» **Exercise goal**
In the material below, which lines hold the word "JSON"? Pick each one out.

"""

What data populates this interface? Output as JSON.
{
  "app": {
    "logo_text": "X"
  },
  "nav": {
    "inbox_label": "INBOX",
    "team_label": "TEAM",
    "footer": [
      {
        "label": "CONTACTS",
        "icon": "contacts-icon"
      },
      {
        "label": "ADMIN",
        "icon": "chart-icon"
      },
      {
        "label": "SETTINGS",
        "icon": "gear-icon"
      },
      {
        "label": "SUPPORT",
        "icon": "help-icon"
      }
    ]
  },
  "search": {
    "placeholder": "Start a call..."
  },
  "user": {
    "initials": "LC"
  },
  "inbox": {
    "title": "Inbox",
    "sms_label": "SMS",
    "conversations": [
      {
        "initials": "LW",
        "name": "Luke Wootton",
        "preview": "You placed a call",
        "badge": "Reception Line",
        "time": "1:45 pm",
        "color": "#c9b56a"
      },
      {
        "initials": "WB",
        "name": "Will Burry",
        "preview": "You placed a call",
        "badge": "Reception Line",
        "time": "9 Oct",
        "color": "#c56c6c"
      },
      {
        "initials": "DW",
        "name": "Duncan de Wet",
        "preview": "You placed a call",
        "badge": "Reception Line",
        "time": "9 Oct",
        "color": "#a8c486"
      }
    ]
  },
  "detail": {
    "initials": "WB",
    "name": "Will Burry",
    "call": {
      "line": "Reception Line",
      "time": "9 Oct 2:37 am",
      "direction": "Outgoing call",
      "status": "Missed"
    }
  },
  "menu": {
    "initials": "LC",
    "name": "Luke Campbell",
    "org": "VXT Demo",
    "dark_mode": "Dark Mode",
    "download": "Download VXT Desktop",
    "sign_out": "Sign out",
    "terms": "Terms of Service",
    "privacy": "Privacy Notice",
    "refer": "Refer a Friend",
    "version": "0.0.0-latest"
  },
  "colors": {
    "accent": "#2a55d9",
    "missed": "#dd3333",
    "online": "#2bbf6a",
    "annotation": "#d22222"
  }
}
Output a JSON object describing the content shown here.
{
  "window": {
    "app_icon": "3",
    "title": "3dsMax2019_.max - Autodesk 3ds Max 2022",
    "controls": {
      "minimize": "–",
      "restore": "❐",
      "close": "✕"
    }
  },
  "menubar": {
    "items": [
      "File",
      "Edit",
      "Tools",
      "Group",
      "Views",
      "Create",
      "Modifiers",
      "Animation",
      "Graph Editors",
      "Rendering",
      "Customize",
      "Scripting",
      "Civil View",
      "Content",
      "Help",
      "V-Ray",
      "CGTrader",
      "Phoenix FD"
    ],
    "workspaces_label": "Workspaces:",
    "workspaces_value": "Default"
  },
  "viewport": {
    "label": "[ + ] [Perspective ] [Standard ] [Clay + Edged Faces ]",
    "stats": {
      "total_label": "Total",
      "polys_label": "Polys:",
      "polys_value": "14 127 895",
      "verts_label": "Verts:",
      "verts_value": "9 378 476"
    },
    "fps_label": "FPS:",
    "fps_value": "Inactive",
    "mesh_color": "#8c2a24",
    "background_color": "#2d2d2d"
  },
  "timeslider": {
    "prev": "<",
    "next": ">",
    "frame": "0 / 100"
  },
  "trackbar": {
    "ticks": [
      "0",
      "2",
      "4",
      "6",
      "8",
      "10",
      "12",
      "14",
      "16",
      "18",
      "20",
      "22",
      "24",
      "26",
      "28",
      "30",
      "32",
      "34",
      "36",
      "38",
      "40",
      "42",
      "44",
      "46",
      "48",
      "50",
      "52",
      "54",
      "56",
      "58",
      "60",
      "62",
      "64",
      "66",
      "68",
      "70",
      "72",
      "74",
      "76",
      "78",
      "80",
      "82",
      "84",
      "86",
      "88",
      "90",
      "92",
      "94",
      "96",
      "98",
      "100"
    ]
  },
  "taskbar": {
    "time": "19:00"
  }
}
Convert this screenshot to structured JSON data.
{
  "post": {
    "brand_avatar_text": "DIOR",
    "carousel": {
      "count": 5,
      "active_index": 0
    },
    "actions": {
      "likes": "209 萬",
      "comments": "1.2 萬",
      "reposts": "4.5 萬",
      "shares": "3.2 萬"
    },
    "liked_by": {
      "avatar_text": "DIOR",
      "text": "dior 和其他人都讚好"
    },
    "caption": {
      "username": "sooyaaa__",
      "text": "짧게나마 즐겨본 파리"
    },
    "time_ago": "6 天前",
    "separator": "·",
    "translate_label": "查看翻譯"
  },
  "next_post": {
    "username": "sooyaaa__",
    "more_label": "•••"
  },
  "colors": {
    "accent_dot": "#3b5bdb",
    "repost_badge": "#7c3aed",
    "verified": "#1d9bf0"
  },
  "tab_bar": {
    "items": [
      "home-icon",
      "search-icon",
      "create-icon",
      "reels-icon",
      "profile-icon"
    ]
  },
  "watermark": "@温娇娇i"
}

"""

» **Exercise output**
What data populates this interface? Output as JSON.
Output a JSON object describing the content shown here.
Convert this screenshot to structured JSON data.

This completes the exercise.